To the editor,

Naugatuck needs fresh new ideas to move our borough forward. Uniroyal shut down most parts of its Naugatuck operations in the 1970s, and we are still talking about the days of rubber like it was yesterday. The sad fact is that it has been almost 40 years that Uniroyal and other large scale manufacturing has left our borough and nothing has come into town to replace them. Unfortunately because of the tax environment here in Connecticut, I don’t think that we will ever see manufacturing on such a large scale again here in the state. According to Forbes Magazine, “Connecticut has one of the worst business climates in the country. Factors affecting a state’s business climate include the individual income tax, corporate income tax, sales tax, property tax, unemployment insurance tax and security of private property.” Our state needs to change before we can ever see large scale manufacturing return. 

However there are other ways to make the borough’s economy and downtown boom again. We need to market our location, as this is key to everything. We are right up Route 63, we are only 25 minutes from New Haven. We are in between New Haven and Hartford, we are right of I-84, and we border Middlebury, Bethany, Oxford, Beacon Falls and Waterbury.  Marketing where we are will attract businesses into our borough. 

We also need to market what we have, and being an Inland Wetlands Commissioner I can tell you we have a lot of green outdoor space. We have the Naugatuck River, which more people are kayaking and fishing in, we have the Naugatuck State Forest which has hiking trails, and if we pressure the state well enough, we could see biking and other types of trails in here. We also have the new Naugatuck Greenway, which is under construction and being installed in different phases, and we have the Bridal Trail which people run and walk on, and bike on.  All of these things will attract business to our town. 

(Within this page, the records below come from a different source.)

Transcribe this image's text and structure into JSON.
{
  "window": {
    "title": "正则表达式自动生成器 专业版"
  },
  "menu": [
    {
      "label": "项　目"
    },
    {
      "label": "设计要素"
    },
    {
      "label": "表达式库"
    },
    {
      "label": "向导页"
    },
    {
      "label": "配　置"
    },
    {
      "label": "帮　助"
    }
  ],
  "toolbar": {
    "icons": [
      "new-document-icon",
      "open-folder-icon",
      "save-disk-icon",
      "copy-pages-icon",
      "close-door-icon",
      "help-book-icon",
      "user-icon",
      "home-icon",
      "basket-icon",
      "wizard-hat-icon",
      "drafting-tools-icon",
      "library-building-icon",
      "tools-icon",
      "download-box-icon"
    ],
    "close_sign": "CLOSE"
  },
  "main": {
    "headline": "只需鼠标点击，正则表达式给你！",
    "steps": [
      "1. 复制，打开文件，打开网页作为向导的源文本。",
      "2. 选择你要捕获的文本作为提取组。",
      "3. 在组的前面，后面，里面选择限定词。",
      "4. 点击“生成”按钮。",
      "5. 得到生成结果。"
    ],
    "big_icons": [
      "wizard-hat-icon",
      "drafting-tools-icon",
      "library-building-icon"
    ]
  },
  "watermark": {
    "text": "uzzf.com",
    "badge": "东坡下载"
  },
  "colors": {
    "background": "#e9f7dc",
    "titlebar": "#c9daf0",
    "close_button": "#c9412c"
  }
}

People like to go to Farmington to use their Greenway, or Shelton to walk on their river walk, I feel that once ours is done, and the borough markets this, people will come here to use ours.

Where there are people coming in business will follow. We need to market all the things that one can do in Naugatuck. We need to put some pressure on the state to make our State Forest known. Naugatuck needs to be a destination. As a borough we need to market our beautiful downtown, with all our historic buildings and architecture. I know that our downtown can be booming again. 

We also need to look at New Haven Road. This area of town can be like Queen Street in Southington. However, in order to get the businesses to the borough, we need to offer tax incentives. If our taxes are not better than one of our bordering towns, businesses will go to another town, and if they move into one of our bordering towns, we can almost be assured that they will not open another location in the borough. We need to get these businesses before another town grabs the opportunity. I believe strongly that Naugatuck can have an economic revival.

Alex Olbrys


Inland Wetlands commissioner

Candidate for burgess


  1. I agree with getting the Industrial land in Naugatuck productive again, but I don’t hang my hopes on big businesses coming in any time soon. There are other factors involved, including land value (too high), difficult topography, and high labor costs. Instead of focusing on luring a large corporation to fix our problems (which hasn’t worked for 40 years), I wish the town would take steps to allow industrial land to be purchased by average citizen’s. There is a vast amount of unused buildings and vacant land all the way from Winsted to Bridgeport. Due to its supply, this land should be cheap. I would love to purchase industrial zoned land in Naugatuck, but the prices are way too high. If Naugatuck wants to make this land productive again, they need to tax non-use at a higher rate, to prevent people from sitting on the vacant lots. It is unfortunate that all the industrial, vacant land starts at over $200,000, which is a major barrier to development of the land.